**Exercise:** Return the records that follow, unchanged and complete.

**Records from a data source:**
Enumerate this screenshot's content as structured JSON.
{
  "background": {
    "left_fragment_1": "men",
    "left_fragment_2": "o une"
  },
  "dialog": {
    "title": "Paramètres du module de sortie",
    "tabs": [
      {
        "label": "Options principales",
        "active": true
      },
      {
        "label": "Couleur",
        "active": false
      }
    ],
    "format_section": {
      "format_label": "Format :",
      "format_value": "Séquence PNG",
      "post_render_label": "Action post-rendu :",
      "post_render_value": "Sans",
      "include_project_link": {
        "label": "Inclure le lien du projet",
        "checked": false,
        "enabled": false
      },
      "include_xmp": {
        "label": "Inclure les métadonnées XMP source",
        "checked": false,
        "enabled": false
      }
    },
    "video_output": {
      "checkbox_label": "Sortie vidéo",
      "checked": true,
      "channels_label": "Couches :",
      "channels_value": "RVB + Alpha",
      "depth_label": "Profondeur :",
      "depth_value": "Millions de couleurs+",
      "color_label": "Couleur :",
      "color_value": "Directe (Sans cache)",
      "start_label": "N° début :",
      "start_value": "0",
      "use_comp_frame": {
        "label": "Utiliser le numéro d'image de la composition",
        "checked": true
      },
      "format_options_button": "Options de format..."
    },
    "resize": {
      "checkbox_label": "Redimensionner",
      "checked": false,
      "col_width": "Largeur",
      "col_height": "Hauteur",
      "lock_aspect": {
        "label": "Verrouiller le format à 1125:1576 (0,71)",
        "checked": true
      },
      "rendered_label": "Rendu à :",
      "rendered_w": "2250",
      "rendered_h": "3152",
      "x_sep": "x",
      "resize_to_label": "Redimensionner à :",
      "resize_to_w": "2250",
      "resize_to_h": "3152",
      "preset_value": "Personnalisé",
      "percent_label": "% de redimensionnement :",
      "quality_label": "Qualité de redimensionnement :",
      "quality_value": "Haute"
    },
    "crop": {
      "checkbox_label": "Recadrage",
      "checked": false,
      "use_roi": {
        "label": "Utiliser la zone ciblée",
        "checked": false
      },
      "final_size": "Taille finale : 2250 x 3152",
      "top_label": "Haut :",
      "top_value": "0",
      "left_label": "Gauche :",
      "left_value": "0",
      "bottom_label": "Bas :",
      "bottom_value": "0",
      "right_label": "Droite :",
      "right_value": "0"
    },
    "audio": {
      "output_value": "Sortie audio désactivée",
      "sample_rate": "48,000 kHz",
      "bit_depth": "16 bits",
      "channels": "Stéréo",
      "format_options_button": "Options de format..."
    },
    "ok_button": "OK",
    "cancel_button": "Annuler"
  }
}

**Solution below:**
Enumerate this screenshot's content as structured JSON.
{
  "background": {
    "left_fragment_1": "men",
    "left_fragment_2": "o une"
  },
  "dialog": {
    "title": "Paramètres du module de sortie",
    "tabs": [
      {
        "label": "Options principales",
        "active": true
      },
      {
        "label": "Couleur",
        "active": false
      }
    ],
    "format_section": {
      "format_label": "Format :",
      "format_value": "Séquence PNG",
      "post_render_label": "Action post-rendu :",
      "post_render_value": "Sans",
      "include_project_link": {
        "label": "Inclure le lien du projet",
        "checked": false,
        "enabled": false
      },
      "include_xmp": {
        "label": "Inclure les métadonnées XMP source",
        "checked": false,
        "enabled": false
      }
    },
    "video_output": {
      "checkbox_label": "Sortie vidéo",
      "checked": true,
      "channels_label": "Couches :",
      "channels_value": "RVB + Alpha",
      "depth_label": "Profondeur :",
      "depth_value": "Millions de couleurs+",
      "color_label": "Couleur :",
      "color_value": "Directe (Sans cache)",
      "start_label": "N° début :",
      "start_value": "0",
      "use_comp_frame": {
        "label": "Utiliser le numéro d'image de la composition",
        "checked": true
      },
      "format_options_button": "Options de format..."
    },
    "resize": {
      "checkbox_label": "Redimensionner",
      "checked": false,
      "col_width": "Largeur",
      "col_height": "Hauteur",
      "lock_aspect": {
        "label": "Verrouiller le format à 1125:1576 (0,71)",
        "checked": true
      },
      "rendered_label": "Rendu à :",
      "rendered_w": "2250",
      "rendered_h": "3152",
      "x_sep": "x",
      "resize_to_label": "Redimensionner à :",
      "resize_to_w": "2250",
      "resize_to_h": "3152",
      "preset_value": "Personnalisé",
      "percent_label": "% de redimensionnement :",
      "quality_label": "Qualité de redimensionnement :",
      "quality_value": "Haute"
    },
    "crop": {
      "checkbox_label": "Recadrage",
      "checked": false,
      "use_roi": {
        "label": "Utiliser la zone ciblée",
        "checked": false
      },
      "final_size": "Taille finale : 2250 x 3152",
      "top_label": "Haut :",
      "top_value": "0",
      "left_label": "Gauche :",
      "left_value": "0",
      "bottom_label": "Bas :",
      "bottom_value": "0",
      "right_label": "Droite :",
      "right_value": "0"
    },
    "audio": {
      "output_value": "Sortie audio désactivée",
      "sample_rate": "48,000 kHz",
      "bit_depth": "16 bits",
      "channels": "Stéréo",
      "format_options_button": "Options de format..."
    },
    "ok_button": "OK",
    "cancel_button": "Annuler"
  }
}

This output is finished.